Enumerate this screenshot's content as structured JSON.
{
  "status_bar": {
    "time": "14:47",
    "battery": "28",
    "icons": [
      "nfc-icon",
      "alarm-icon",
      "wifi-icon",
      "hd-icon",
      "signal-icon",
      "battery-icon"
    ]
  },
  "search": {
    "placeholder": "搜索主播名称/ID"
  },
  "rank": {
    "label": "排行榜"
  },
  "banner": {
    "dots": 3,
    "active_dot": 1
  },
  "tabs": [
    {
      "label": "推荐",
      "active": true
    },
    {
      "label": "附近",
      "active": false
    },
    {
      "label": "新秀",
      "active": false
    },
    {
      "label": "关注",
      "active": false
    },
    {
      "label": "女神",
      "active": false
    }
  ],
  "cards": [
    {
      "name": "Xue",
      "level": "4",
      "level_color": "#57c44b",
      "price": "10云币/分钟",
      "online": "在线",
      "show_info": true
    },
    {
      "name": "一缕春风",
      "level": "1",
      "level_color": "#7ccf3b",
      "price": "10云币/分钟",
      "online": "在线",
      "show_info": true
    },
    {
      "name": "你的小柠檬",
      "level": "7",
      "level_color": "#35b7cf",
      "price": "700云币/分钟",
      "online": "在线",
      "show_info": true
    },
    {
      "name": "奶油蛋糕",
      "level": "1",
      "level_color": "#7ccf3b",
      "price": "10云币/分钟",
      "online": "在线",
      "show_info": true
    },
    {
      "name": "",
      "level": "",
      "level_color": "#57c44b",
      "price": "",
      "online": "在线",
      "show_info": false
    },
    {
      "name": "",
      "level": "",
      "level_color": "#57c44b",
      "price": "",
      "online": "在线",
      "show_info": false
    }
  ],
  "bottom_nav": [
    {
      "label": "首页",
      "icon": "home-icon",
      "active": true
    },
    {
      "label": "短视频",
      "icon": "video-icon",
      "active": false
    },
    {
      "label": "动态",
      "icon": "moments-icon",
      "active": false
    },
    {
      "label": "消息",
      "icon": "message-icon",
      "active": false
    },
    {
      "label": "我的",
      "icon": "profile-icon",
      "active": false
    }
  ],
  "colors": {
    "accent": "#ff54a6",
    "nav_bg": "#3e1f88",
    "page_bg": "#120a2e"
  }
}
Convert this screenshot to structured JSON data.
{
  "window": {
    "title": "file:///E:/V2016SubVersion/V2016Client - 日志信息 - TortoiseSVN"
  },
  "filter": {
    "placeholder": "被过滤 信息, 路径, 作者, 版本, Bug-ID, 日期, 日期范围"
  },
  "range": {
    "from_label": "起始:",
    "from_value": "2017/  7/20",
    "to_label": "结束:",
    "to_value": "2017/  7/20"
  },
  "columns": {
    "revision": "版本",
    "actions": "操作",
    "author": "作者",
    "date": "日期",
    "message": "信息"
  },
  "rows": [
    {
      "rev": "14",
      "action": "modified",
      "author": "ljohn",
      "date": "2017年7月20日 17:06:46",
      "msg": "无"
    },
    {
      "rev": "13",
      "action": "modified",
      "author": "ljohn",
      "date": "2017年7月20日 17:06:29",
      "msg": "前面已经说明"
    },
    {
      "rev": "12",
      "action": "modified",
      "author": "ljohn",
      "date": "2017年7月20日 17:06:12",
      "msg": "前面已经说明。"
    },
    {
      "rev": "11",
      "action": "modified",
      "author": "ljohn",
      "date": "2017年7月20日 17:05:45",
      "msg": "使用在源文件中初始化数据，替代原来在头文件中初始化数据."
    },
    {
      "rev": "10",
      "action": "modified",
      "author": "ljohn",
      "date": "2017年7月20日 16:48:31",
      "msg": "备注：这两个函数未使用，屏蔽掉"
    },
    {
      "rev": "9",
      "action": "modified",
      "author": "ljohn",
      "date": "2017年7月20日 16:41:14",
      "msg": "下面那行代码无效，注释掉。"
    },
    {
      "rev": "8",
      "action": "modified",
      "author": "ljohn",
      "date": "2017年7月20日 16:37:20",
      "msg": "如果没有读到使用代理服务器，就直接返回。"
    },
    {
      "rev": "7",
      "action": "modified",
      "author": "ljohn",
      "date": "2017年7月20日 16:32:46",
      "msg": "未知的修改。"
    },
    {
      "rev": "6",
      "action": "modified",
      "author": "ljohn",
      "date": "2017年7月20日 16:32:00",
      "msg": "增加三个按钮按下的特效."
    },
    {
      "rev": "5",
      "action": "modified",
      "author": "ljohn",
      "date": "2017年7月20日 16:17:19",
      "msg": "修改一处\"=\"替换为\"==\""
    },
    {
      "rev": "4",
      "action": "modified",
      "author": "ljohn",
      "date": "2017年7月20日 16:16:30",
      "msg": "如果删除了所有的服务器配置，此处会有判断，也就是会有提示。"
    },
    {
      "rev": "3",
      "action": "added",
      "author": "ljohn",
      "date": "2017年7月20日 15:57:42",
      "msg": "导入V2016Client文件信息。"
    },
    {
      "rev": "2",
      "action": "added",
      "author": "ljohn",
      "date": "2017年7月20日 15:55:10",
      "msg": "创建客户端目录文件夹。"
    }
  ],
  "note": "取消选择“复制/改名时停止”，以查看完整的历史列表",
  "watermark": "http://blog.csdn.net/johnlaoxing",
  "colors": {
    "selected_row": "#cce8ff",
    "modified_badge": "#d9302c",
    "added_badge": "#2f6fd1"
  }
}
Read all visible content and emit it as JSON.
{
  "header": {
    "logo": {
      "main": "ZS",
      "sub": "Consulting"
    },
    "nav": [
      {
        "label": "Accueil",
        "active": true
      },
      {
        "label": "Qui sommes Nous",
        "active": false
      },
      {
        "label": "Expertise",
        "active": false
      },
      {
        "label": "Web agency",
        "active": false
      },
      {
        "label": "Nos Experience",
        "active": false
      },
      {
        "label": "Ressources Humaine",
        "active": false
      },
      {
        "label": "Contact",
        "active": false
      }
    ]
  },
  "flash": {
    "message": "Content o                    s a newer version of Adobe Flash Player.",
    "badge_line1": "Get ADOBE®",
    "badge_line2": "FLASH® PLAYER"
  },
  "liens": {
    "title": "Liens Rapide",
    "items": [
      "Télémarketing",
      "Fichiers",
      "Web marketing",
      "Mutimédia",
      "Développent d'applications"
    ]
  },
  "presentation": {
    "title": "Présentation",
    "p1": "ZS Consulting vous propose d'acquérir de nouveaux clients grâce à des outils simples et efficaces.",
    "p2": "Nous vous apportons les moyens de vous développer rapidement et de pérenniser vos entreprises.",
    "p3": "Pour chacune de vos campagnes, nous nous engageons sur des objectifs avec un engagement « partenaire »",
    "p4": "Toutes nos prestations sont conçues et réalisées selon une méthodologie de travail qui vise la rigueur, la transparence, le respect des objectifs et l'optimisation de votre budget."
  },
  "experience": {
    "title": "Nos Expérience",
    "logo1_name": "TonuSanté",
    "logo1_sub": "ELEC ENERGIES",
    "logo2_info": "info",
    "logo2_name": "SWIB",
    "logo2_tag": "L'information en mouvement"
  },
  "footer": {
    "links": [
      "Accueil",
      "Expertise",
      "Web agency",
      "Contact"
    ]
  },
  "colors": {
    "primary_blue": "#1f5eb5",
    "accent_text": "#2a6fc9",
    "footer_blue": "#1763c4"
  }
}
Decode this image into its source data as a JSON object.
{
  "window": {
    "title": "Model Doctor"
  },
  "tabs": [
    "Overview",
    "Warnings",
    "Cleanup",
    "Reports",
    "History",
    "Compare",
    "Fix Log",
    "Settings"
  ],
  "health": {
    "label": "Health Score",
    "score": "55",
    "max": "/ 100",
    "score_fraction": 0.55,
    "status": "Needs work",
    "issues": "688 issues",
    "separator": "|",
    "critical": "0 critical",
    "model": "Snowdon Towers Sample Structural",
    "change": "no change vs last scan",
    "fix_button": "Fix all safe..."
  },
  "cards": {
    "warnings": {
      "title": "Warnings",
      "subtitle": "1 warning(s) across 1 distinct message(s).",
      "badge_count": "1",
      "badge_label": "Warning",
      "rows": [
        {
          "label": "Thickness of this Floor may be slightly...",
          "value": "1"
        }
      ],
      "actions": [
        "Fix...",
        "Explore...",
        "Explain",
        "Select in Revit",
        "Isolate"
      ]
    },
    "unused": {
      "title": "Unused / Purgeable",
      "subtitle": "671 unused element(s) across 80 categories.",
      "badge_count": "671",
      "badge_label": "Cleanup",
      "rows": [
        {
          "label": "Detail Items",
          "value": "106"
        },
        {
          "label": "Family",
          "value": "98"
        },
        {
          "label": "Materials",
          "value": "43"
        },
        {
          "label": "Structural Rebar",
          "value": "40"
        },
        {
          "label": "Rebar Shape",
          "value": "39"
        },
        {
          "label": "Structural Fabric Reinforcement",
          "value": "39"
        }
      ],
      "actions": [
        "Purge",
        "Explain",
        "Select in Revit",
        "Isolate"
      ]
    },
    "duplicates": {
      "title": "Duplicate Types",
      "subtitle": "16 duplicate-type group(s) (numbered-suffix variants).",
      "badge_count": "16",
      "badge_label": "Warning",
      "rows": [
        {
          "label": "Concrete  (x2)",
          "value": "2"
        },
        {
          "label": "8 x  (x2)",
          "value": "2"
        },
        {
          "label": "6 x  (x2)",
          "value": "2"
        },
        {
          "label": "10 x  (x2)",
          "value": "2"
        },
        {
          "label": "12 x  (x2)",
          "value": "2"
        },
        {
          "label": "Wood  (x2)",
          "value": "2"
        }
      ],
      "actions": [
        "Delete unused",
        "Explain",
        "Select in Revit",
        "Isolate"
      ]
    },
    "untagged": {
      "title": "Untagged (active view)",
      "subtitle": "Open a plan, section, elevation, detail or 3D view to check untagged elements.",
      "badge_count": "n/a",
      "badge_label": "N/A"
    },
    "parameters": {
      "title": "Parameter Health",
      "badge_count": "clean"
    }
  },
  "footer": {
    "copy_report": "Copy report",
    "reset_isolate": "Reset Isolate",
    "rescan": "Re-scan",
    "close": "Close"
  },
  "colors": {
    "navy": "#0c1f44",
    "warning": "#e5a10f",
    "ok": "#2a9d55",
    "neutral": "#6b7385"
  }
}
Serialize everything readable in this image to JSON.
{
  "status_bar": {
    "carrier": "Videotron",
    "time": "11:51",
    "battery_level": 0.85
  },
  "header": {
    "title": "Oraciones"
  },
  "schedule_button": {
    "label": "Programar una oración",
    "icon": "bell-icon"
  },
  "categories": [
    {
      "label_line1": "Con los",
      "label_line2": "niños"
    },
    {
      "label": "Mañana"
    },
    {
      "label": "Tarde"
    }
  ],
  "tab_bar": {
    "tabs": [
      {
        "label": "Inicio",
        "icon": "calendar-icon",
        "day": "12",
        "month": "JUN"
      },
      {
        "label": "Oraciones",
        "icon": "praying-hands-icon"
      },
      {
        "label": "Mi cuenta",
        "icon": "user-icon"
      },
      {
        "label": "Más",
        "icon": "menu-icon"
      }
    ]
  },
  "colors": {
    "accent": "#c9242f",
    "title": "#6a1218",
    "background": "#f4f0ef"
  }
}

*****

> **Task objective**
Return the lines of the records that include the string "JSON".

> **Problem solution**
Enumerate this screenshot's content as structured JSON.
Convert this screenshot to structured JSON data.
Read all visible content and emit it as JSON.
Decode this image into its source data as a JSON object.
Serialize everything readable in this image to JSON.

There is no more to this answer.